TO DO: Only the lines holding the string "BIOS" are needed; copy each of them from the data.

PROVIDED RECORDS:
============

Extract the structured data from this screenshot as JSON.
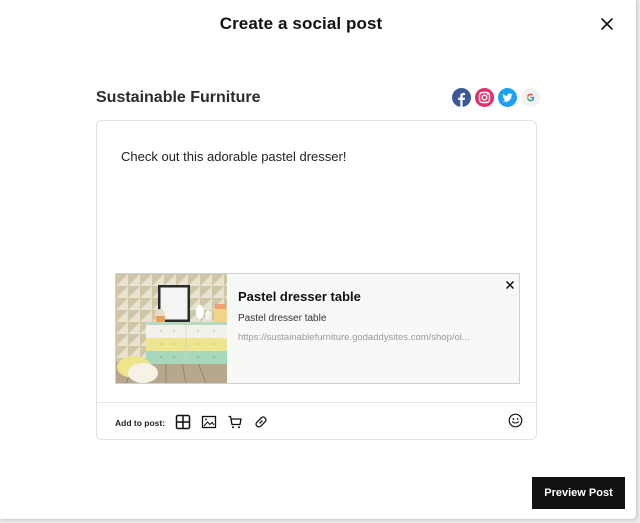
{
  "modal": {
    "title": "Create a social post",
    "close_icon": "close-icon"
  },
  "store": {
    "name": "Sustainable Furniture"
  },
  "social_channels": [
    {
      "name": "facebook",
      "icon": "facebook-icon",
      "color": "#3b5998"
    },
    {
      "name": "instagram",
      "icon": "instagram-icon",
      "color": "#e1306c"
    },
    {
      "name": "twitter",
      "icon": "twitter-icon",
      "color": "#1da1f2"
    },
    {
      "name": "google",
      "icon": "google-icon",
      "color": "#f1f1f1"
    }
  ],
  "composer": {
    "text": "Check out this adorable pastel dresser!",
    "link_preview": {
      "title": "Pastel dresser table",
      "description": "Pastel dresser table",
      "url": "https://sustainablefurniture.godaddysites.com/shop/ol...",
      "image": "pastel-dresser-photo"
    },
    "add_to_post_label": "Add to post:",
    "tools": [
      {
        "name": "layout",
        "icon": "layout-grid-icon"
      },
      {
        "name": "image",
        "icon": "image-icon"
      },
      {
        "name": "product",
        "icon": "cart-icon"
      },
      {
        "name": "link",
        "icon": "link-icon"
      }
    ],
    "emoji_icon": "emoji-icon"
  },
  "footer": {
    "preview_label": "Preview Post"
  }
}
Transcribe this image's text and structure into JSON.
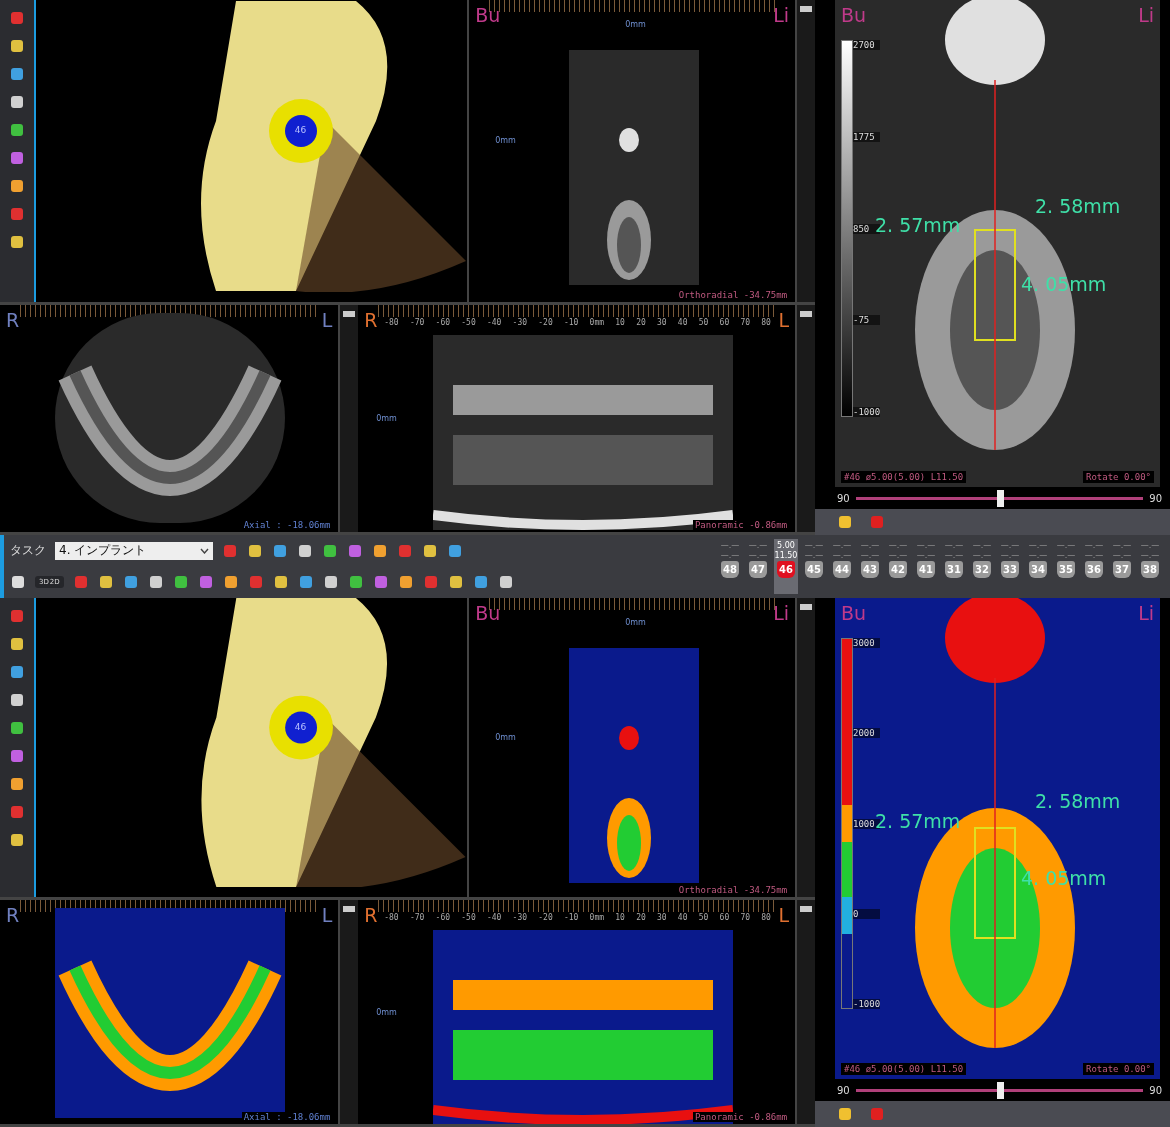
{
  "views": [
    {
      "kind": "grayscale",
      "model_tooth": "46",
      "ortho": {
        "left": "Bu",
        "right": "Li",
        "top_mark": "0mm",
        "side_mark": "0mm",
        "caption": "Orthoradial -34.75mm"
      },
      "axial": {
        "left": "R",
        "right": "L",
        "caption": "Axial : -18.06mm"
      },
      "panoramic": {
        "left": "R",
        "right": "L",
        "ruler": [
          "-80",
          "-70",
          "-60",
          "-50",
          "-40",
          "-30",
          "-20",
          "-10",
          "0mm",
          "10",
          "20",
          "30",
          "40",
          "50",
          "60",
          "70",
          "80"
        ],
        "side_mark": "0mm",
        "caption": "Panoramic -0.86mm"
      },
      "cross": {
        "left": "Bu",
        "right": "Li",
        "scale": [
          "2700",
          "1775",
          "850",
          "-75",
          "-1000"
        ],
        "measurements": [
          "2. 57mm",
          "2. 58mm",
          "4. 05mm"
        ],
        "info": "#46 ø5.00(5.00) L11.50",
        "rotate": "Rotate 0.00°",
        "slider_min": "90",
        "slider_max": "90",
        "level": 0.5
      }
    },
    {
      "kind": "density",
      "model_tooth": "46",
      "ortho": {
        "left": "Bu",
        "right": "Li",
        "top_mark": "0mm",
        "side_mark": "0mm",
        "caption": "Orthoradial -34.75mm"
      },
      "axial": {
        "left": "R",
        "right": "L",
        "caption": "Axial : -18.06mm"
      },
      "panoramic": {
        "left": "R",
        "right": "L",
        "ruler": [
          "-80",
          "-70",
          "-60",
          "-50",
          "-40",
          "-30",
          "-20",
          "-10",
          "0mm",
          "10",
          "20",
          "30",
          "40",
          "50",
          "60",
          "70",
          "80"
        ],
        "side_mark": "0mm",
        "caption": "Panoramic -0.86mm"
      },
      "cross": {
        "left": "Bu",
        "right": "Li",
        "scale": [
          "3000",
          "2000",
          "1000",
          "0",
          "-1000"
        ],
        "measurements": [
          "2. 57mm",
          "2. 58mm",
          "4. 05mm"
        ],
        "info": "#46 ø5.00(5.00) L11.50",
        "rotate": "Rotate 0.00°",
        "slider_min": "90",
        "slider_max": "90",
        "level": 0.5
      }
    }
  ],
  "toolbar": {
    "task_label": "タスク",
    "task_value": "4. インプラント",
    "view_toggle": [
      "3D",
      "2D"
    ]
  },
  "tooth_selector": [
    {
      "number": "48",
      "selected": false,
      "diameter": "—.—",
      "length": "—.—"
    },
    {
      "number": "47",
      "selected": false,
      "diameter": "—.—",
      "length": "—.—"
    },
    {
      "number": "46",
      "selected": true,
      "diameter": "5.00",
      "length": "11.50"
    },
    {
      "number": "45",
      "selected": false,
      "diameter": "—.—",
      "length": "—.—"
    },
    {
      "number": "44",
      "selected": false,
      "diameter": "—.—",
      "length": "—.—"
    },
    {
      "number": "43",
      "selected": false,
      "diameter": "—.—",
      "length": "—.—"
    },
    {
      "number": "42",
      "selected": false,
      "diameter": "—.—",
      "length": "—.—"
    },
    {
      "number": "41",
      "selected": false,
      "diameter": "—.—",
      "length": "—.—"
    },
    {
      "number": "31",
      "selected": false,
      "diameter": "—.—",
      "length": "—.—"
    },
    {
      "number": "32",
      "selected": false,
      "diameter": "—.—",
      "length": "—.—"
    },
    {
      "number": "33",
      "selected": false,
      "diameter": "—.—",
      "length": "—.—"
    },
    {
      "number": "34",
      "selected": false,
      "diameter": "—.—",
      "length": "—.—"
    },
    {
      "number": "35",
      "selected": false,
      "diameter": "—.—",
      "length": "—.—"
    },
    {
      "number": "36",
      "selected": false,
      "diameter": "—.—",
      "length": "—.—"
    },
    {
      "number": "37",
      "selected": false,
      "diameter": "—.—",
      "length": "—.—"
    },
    {
      "number": "38",
      "selected": false,
      "diameter": "—.—",
      "length": "—.—"
    }
  ]
}
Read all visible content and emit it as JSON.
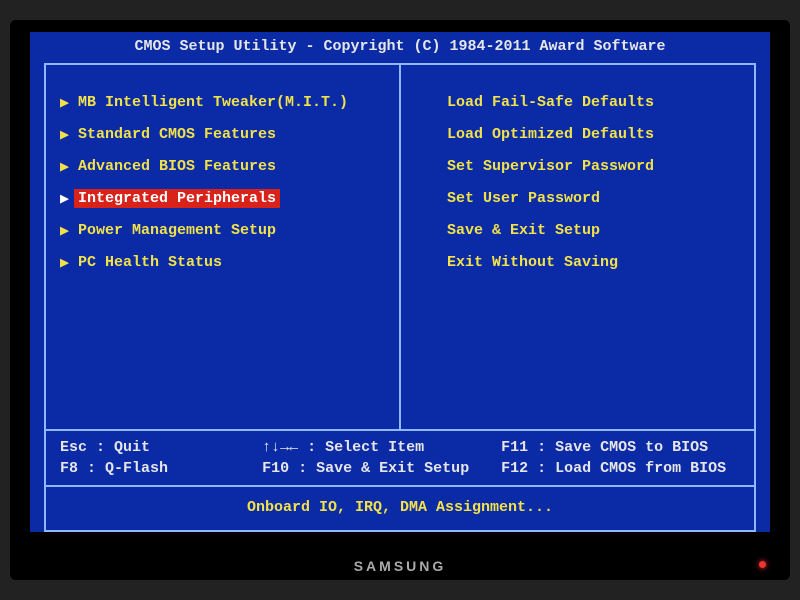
{
  "title": "CMOS Setup Utility - Copyright (C) 1984-2011 Award Software",
  "left_menu": [
    {
      "label": "MB Intelligent Tweaker(M.I.T.)",
      "selected": false
    },
    {
      "label": "Standard CMOS Features",
      "selected": false
    },
    {
      "label": "Advanced BIOS Features",
      "selected": false
    },
    {
      "label": "Integrated Peripherals",
      "selected": true
    },
    {
      "label": "Power Management Setup",
      "selected": false
    },
    {
      "label": "PC Health Status",
      "selected": false
    }
  ],
  "right_menu": [
    {
      "label": "Load Fail-Safe Defaults"
    },
    {
      "label": "Load Optimized Defaults"
    },
    {
      "label": "Set Supervisor Password"
    },
    {
      "label": "Set User Password"
    },
    {
      "label": "Save & Exit Setup"
    },
    {
      "label": "Exit Without Saving"
    }
  ],
  "help": {
    "r1c1": "Esc : Quit",
    "r1c2": "↑↓→← : Select Item",
    "r1c3": "F11 : Save CMOS to BIOS",
    "r2c1": "F8  : Q-Flash",
    "r2c2": "F10 : Save & Exit Setup",
    "r2c3": "F12 : Load CMOS from BIOS"
  },
  "description": "Onboard IO, IRQ, DMA Assignment...",
  "brand": "SAMSUNG"
}
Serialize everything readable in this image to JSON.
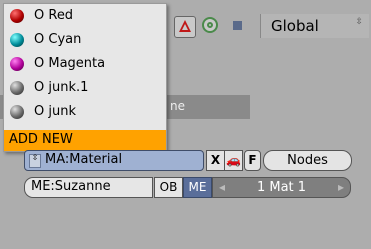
{
  "toolbar": {
    "scope_value": "Global",
    "scope_arrows": "⇳"
  },
  "panel": {
    "header_fragment": "ne"
  },
  "material_menu": {
    "items": [
      {
        "label": "O Red",
        "color": "#b00000"
      },
      {
        "label": "O Cyan",
        "color": "#008c99"
      },
      {
        "label": "O Magenta",
        "color": "#b0009a"
      },
      {
        "label": "O junk.1",
        "color": "#6a6a6a"
      },
      {
        "label": "O junk",
        "color": "#6a6a6a"
      }
    ],
    "add_new": "ADD NEW",
    "highlight_color": "#ffa200"
  },
  "material_row": {
    "selector_icon": "⇳",
    "material_name": "MA:Material",
    "delete_label": "X",
    "car_icon": "🚗",
    "fake_user_label": "F",
    "nodes_label": "Nodes"
  },
  "mesh_row": {
    "mesh_name": "ME:Suzanne",
    "ob_label": "OB",
    "me_label": "ME",
    "mat_index": "1 Mat 1",
    "left_arrow": "◂",
    "right_arrow": "▸"
  }
}
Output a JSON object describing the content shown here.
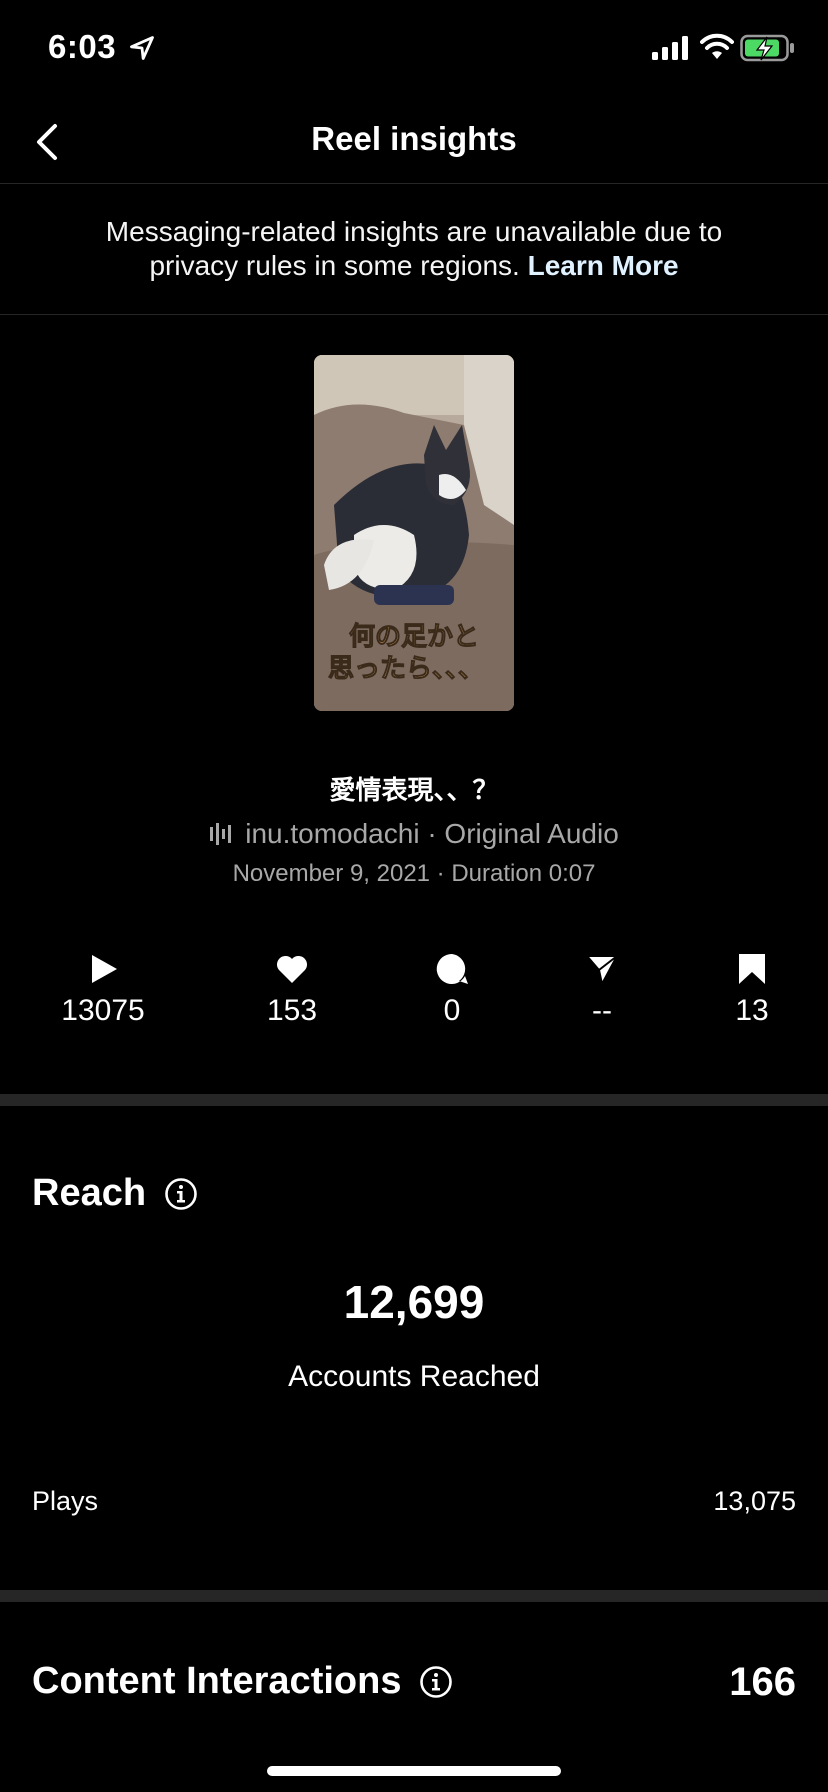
{
  "status_bar": {
    "time": "6:03"
  },
  "nav": {
    "title": "Reel insights"
  },
  "notice": {
    "text": "Messaging-related insights are unavailable due to privacy rules in some regions.",
    "link": "Learn More"
  },
  "reel": {
    "thumbnail_text_line1": "何の足かと",
    "thumbnail_text_line2": "思ったら、、、",
    "caption": "愛情表現、、？",
    "audio": "inu.tomodachi · Original Audio",
    "date_duration": "November 9, 2021 · Duration 0:07"
  },
  "stats": {
    "plays": "13075",
    "likes": "153",
    "comments": "0",
    "shares": "--",
    "saves": "13"
  },
  "reach": {
    "title": "Reach",
    "value": "12,699",
    "label": "Accounts Reached",
    "plays_label": "Plays",
    "plays_value": "13,075"
  },
  "content_interactions": {
    "title": "Content Interactions",
    "value": "166"
  }
}
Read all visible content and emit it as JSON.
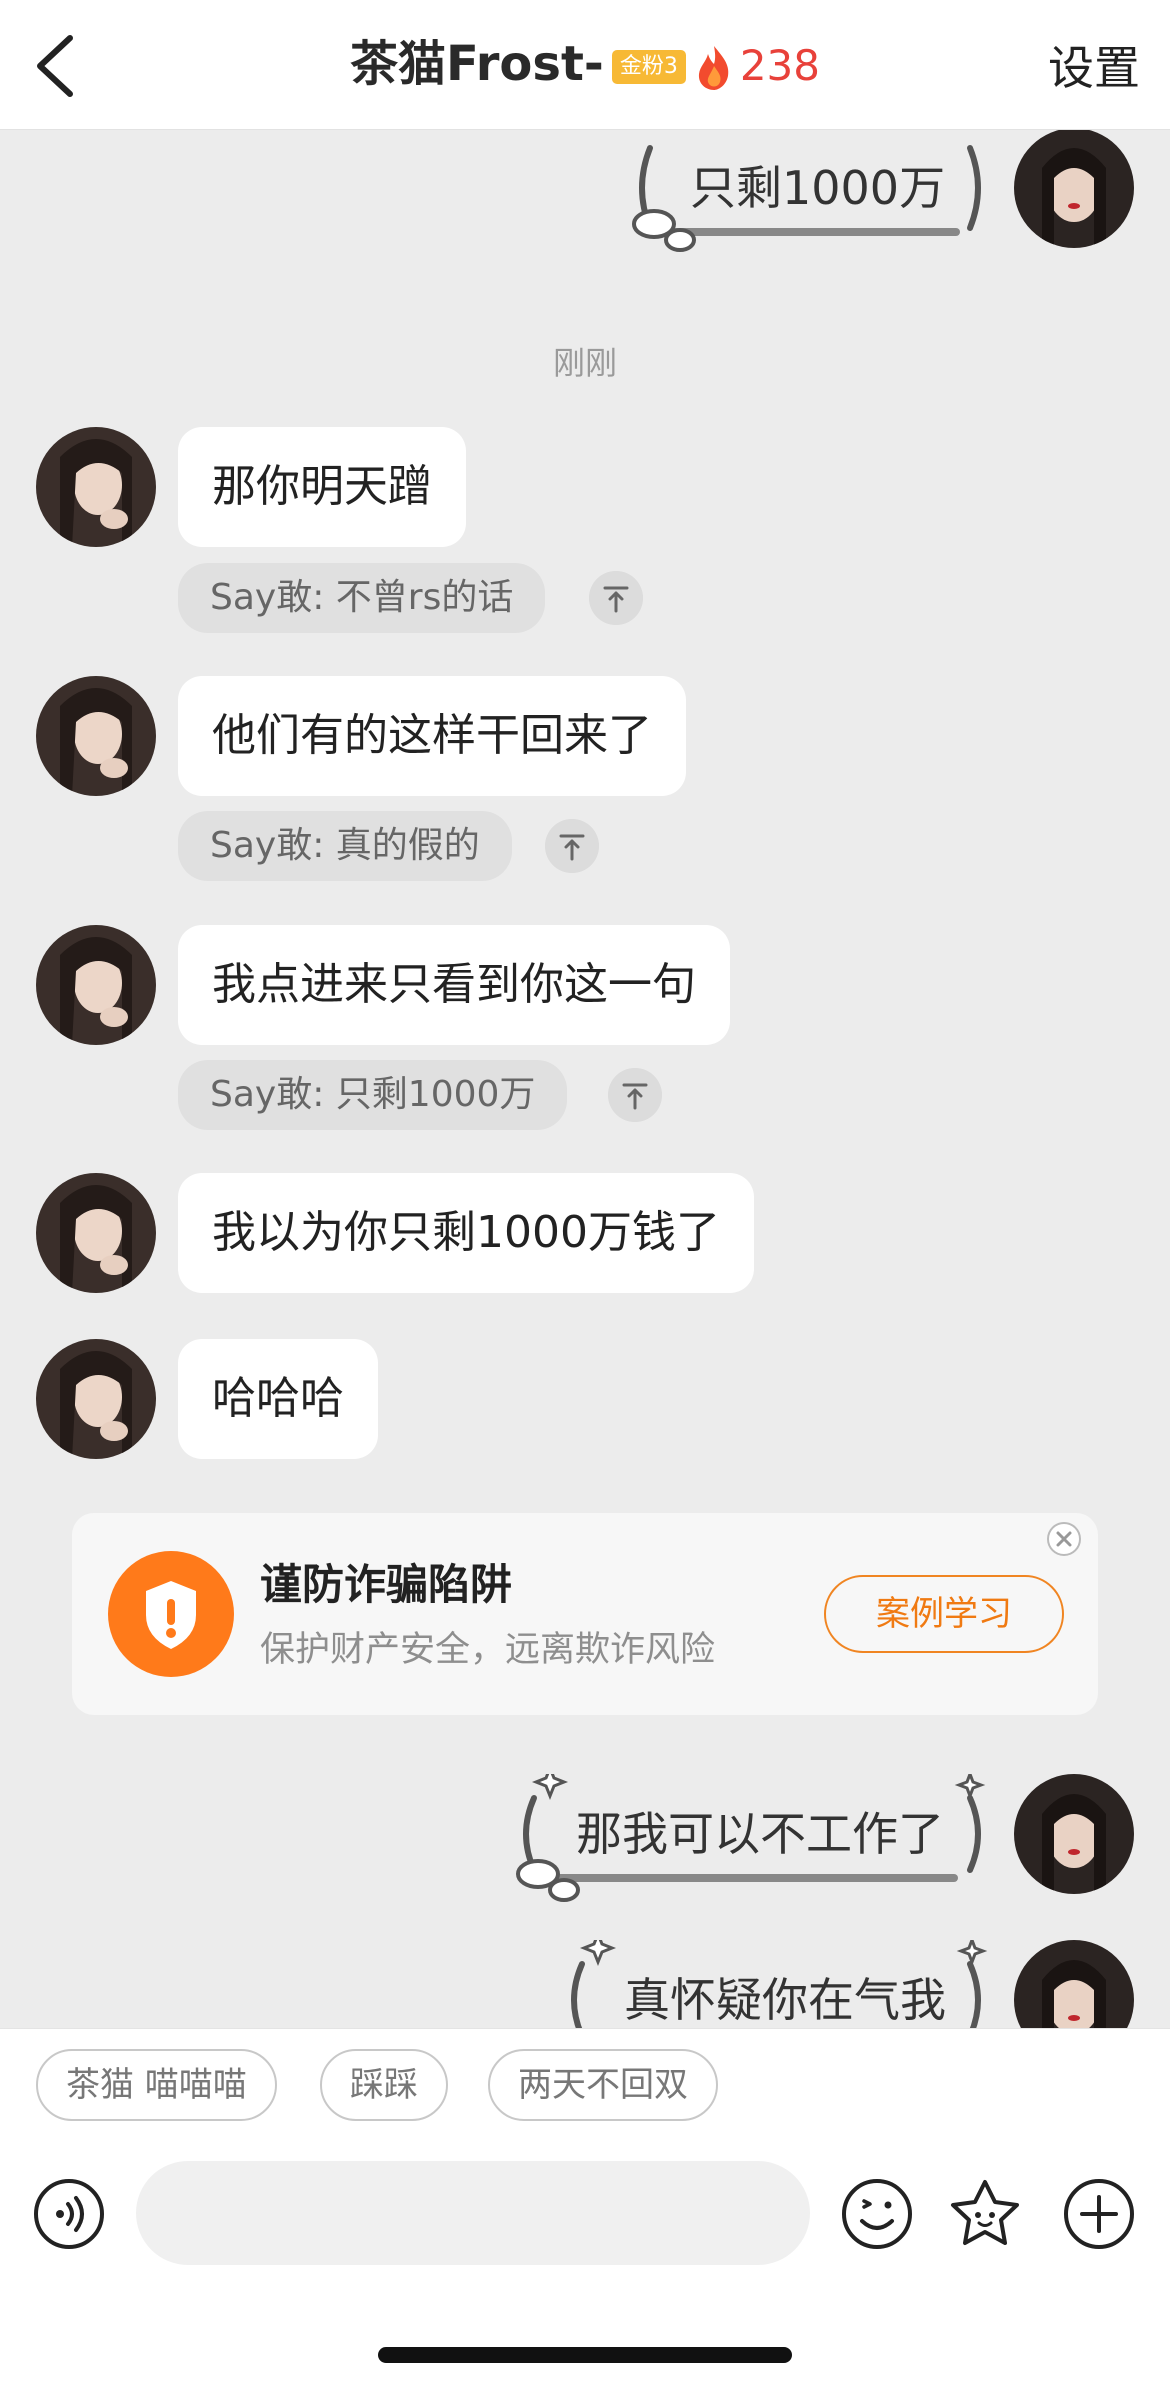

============

ANSWER BOX:
      "label": "Advanced BIOS Features",
    "r1c3": "F11 : Save CMOS to BIOS",
    "r2c3": "F12 : Load CMOS from BIOS"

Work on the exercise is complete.